WHAT TO DO: Copy out each line from the material where the word "object" is found.
── TASK INPUT
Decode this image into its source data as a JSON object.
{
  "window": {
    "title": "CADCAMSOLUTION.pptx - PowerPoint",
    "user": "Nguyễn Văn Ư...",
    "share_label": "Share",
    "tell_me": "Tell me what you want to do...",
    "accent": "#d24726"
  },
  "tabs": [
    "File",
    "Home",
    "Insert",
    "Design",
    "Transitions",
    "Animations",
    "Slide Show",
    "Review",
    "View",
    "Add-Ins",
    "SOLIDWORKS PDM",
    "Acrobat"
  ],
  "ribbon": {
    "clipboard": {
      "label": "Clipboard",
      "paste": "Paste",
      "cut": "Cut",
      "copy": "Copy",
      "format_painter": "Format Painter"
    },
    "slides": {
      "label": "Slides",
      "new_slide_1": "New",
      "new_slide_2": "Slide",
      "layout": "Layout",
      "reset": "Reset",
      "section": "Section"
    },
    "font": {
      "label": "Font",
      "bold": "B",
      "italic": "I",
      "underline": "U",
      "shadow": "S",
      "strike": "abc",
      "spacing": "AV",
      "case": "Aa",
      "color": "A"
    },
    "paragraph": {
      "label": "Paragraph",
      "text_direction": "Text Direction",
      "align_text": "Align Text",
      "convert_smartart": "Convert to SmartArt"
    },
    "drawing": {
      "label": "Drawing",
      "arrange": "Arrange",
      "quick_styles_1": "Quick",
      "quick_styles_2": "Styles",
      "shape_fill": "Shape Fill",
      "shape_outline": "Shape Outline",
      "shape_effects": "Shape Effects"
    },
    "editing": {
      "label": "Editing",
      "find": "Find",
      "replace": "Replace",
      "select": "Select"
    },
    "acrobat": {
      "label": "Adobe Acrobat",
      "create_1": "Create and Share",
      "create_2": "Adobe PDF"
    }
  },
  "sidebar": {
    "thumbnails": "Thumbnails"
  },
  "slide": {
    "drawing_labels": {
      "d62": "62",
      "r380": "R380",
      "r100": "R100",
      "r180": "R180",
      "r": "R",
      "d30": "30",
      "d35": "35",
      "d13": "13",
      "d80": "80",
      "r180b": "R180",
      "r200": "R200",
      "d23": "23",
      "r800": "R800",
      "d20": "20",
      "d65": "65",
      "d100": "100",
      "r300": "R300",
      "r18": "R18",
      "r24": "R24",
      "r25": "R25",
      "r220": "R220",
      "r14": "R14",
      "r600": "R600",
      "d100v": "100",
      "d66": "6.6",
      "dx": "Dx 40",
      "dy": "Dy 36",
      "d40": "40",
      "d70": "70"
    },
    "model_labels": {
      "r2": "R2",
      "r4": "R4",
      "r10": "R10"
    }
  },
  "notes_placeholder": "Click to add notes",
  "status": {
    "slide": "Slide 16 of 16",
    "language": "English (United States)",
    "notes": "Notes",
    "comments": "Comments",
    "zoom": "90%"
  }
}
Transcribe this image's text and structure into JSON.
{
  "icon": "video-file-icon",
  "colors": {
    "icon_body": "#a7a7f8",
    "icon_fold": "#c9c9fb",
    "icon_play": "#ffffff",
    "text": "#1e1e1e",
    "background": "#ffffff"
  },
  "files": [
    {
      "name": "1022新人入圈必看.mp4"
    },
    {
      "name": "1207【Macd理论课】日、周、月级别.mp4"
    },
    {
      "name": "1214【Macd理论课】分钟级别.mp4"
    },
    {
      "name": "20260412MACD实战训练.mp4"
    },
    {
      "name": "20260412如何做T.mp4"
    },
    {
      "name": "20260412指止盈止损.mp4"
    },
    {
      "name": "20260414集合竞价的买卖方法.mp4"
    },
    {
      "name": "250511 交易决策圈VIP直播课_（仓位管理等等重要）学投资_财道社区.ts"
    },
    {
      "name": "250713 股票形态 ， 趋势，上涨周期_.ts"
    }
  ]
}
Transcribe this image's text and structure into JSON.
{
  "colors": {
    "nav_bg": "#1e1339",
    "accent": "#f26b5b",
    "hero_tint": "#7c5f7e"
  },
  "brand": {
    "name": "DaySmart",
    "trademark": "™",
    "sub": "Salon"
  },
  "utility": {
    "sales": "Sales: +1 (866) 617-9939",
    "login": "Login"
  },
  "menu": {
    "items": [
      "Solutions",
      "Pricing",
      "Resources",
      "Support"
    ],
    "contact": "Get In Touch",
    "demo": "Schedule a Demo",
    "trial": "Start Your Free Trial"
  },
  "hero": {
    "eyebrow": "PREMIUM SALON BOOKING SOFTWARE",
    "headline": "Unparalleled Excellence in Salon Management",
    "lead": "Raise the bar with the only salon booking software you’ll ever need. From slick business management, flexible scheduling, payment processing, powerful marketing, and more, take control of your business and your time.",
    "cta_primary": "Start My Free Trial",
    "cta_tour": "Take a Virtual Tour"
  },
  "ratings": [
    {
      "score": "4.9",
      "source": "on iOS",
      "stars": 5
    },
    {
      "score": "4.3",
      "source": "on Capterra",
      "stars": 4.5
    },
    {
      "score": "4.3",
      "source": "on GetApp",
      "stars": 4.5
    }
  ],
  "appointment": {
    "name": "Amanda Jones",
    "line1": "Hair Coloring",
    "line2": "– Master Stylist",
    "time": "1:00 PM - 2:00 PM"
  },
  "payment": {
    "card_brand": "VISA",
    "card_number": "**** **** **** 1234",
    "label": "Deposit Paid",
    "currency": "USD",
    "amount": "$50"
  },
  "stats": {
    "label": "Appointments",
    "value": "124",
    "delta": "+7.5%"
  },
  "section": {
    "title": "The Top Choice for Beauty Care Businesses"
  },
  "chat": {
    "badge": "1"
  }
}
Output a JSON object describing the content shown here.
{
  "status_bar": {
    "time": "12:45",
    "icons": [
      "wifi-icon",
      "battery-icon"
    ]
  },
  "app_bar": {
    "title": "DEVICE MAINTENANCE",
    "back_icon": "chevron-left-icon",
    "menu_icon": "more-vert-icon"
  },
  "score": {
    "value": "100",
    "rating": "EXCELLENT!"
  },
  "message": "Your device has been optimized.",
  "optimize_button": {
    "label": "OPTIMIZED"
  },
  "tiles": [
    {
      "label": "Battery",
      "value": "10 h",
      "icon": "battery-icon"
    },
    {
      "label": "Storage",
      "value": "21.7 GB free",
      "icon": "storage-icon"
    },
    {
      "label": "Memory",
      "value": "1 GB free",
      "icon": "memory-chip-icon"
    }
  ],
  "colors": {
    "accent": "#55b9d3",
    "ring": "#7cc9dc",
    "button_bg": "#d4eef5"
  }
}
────
RESULT:
Decode this image into its source data as a JSON object.
Output a JSON object describing the content shown here.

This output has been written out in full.